A comparison of the reciprocal exchange of high-level Chinese and Indian leaders with various South Asian countries would also be interesting. Palit examines the coming and going of China’s leaders, and explains how such visits help create a positive, benign image of China. Data comparing visits by Chinese and Indian leaders to South Asian countries is readily available – for example on the websites of the foreign ministries of various countries – but none is provided by Palit. Similarly, one searches in vain for comparison of the information operations of China and India in South Asian countries. In such economic areas as trade and investment, comparisons of Indian and Chinese roles with South Asian countries (e.g. trade with India and China as percent of various South Asian countries’ total trade) would be useful. Palit’s presentation of data suggests that China is about to surpass India, or perhaps already has, in soft power in South Asia. India is only “beginning to articulate soft power… in a more forceful fashion that any time in the past.” (Italics added.) India’s soft power effort has been “less pronounced in scale in the past than similar Chinese efforts.” It is “likely” that under Prime Minister Narendra Modi, India’s soft power effort will “undergo some fundamental change.” India’s soft power efforts labor under considerable burdens, Palit says. India’s stress on its history of cultural influences in the region is “somewhat risky” in that it “might give rise to fear of cultural colonization by India… India’s ability to command respect is considerably diminished by the resentment it meets in the region.”
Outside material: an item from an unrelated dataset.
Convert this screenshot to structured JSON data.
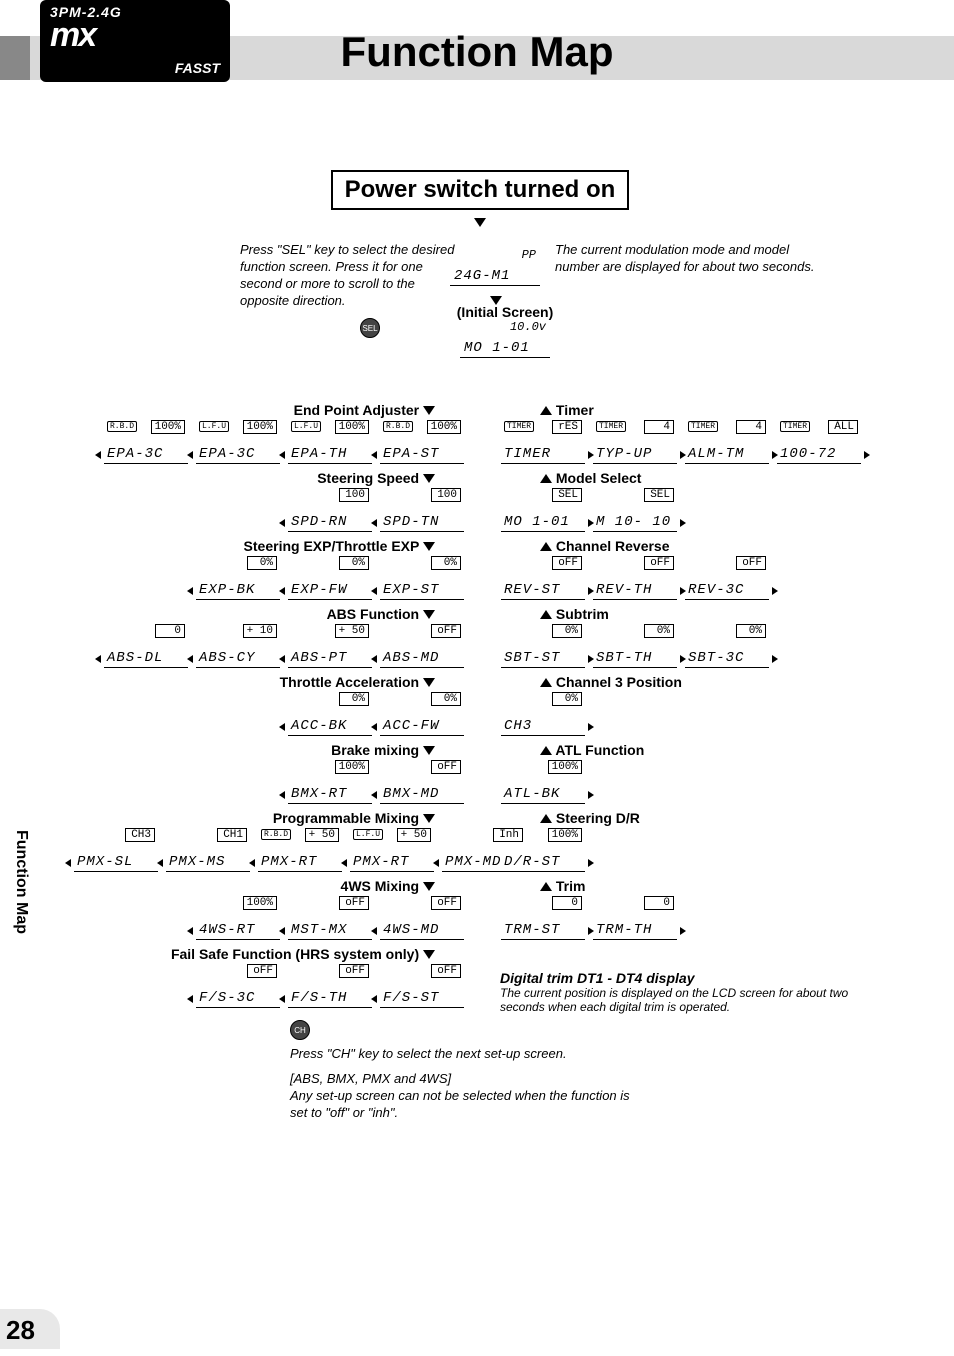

India, like almost every country in the world, is pondering its response to the remarkable rise of China as a leading power. The question is more portentous for India because it has long dominated the geography of South Asia as well as the maritime flanks constituting the Indian Ocean. Repeated waves of Indian cultural influences did indeed wash over India’s home region and the broader world. And China was kept far away by burdensome geography and technological backwardness. Now those barriers are vanishing. China is becoming a major power, perhaps the major power, in the region. A robust literature has emerged already on the swift development of Chinese naval power across the Indian Ocean, on Beijing’s ambitious One Belt, One Road infrastructure-building efforts, on China’s rise as the leading economic partner for most of the countries of the region, and on China’s push for deeper partnership with countries from Myanmar to Bangladesh, Nepal, Pakistan, Iran and Djibouti. Despite omissions about India’s efforts to counter China’s soft power rise in the region, Palit’s study adds an important component to the observation of the evolving rivalry between these two ambitious and proud powers.